"The bigger picture is that we don't know how all these things work together," said Bob Yokelson, a wildfire expert at the University of Montana. "In pure form, a pollutant may not cause damage at these levels, but mixed together they might."
Still, the experts who spoke with HuffPost agreed that the fine particulate matter from wildfires is most concerning.
"Any increase in [particulate matter] increases the health impact," said Michael Bauer, a professor of population and public health at The University of British Columbia. And this particulate matter, he added, can travel hundreds, if not thousands of miles.
Bauer's research has found that smoke from landscape fires, including wildfires, results in 339,000 annual deaths worldwide.

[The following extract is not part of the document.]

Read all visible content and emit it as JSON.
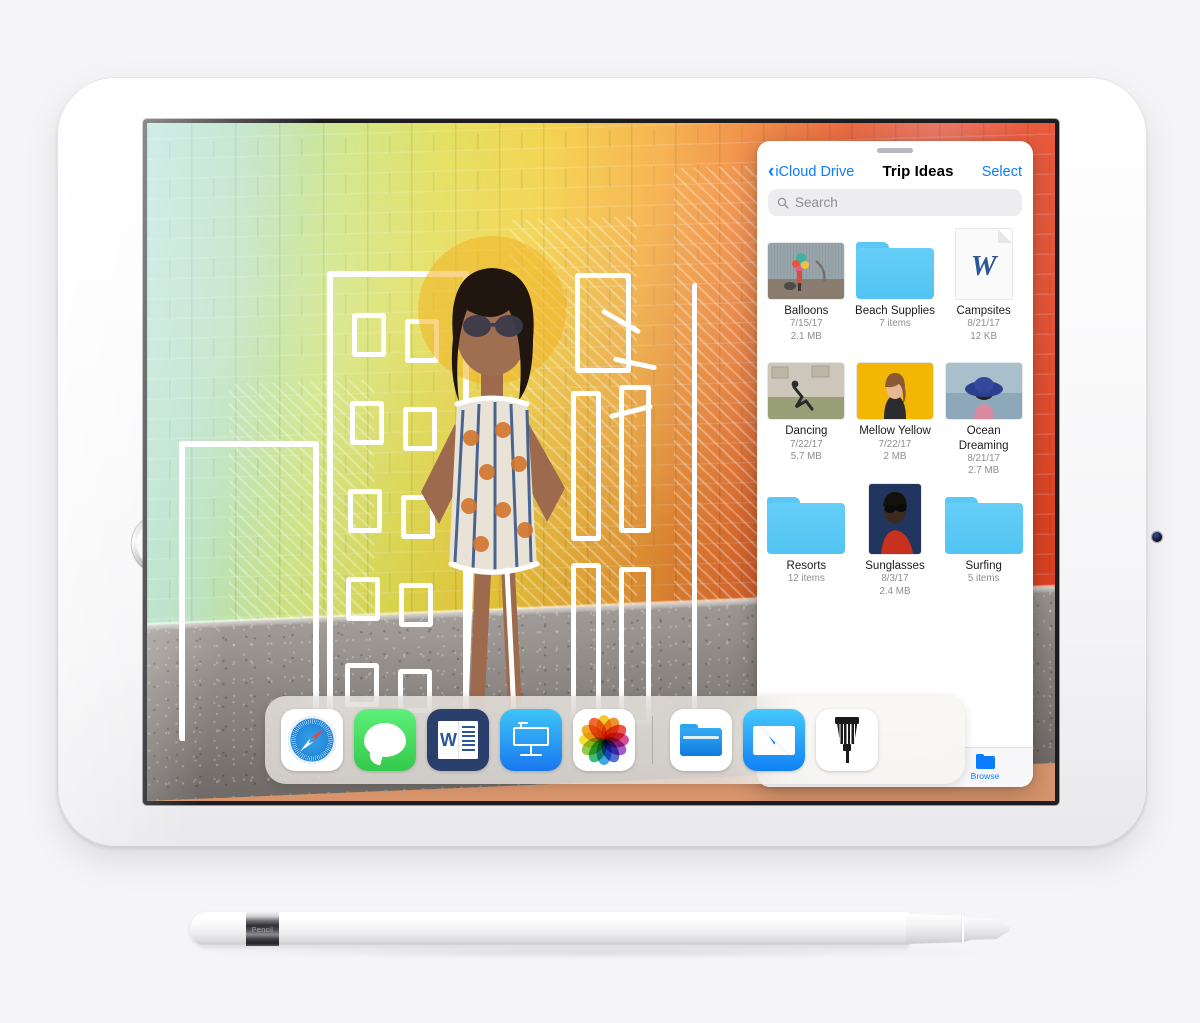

Farber recalled his asthma patients suffering extra breathing trouble when wildfires engulfed swaths of Texas in September 2011. He said he also is worried about other potential short-term and long-term health issues associated with the natural disasters, including injuries to the heart and increased risks of pneumonia and cancer.
Kids, pregnant women, people over the age of 65 and those with underlying respiratory or heart conditions would be most at risk.
Animals suffer as well, and can provide clues for human health effects. Small, of Chelan-Douglas Health District, had two parakeets before the wildfires struck last fall. The birds' cage, she recalled, was situated close to a doggy door in her house.
"The older one died right at the beginning" of the fire, she said. "Birds can provide one of the first telltale signs of really bad air."
Despite her own asthma from living with smoking parents growing up, Small managed to guard her health during the smoky month by using HEPA air filters, avoiding the outdoors and wearing a face mask when she did venture out.
Before Cashmere's Vale Elementary School reopened, officials had built a double-door entry out of plastic sheeting.
"You shut the door. And it’s all HEPA filter-cleansed air in this small area," principal Sean McKenna told Northwest Public Radio. "And then you open a zipper. And that allows you into the building."
Many lessons were learned last year that will inevitably be put to use again, noted Small.
"This used to be something that we looked at as an isolated event," said Brauer of severe wildfires. "Now, some communities are getting hit every year. We don't know the impact of those long-term repeated exposures."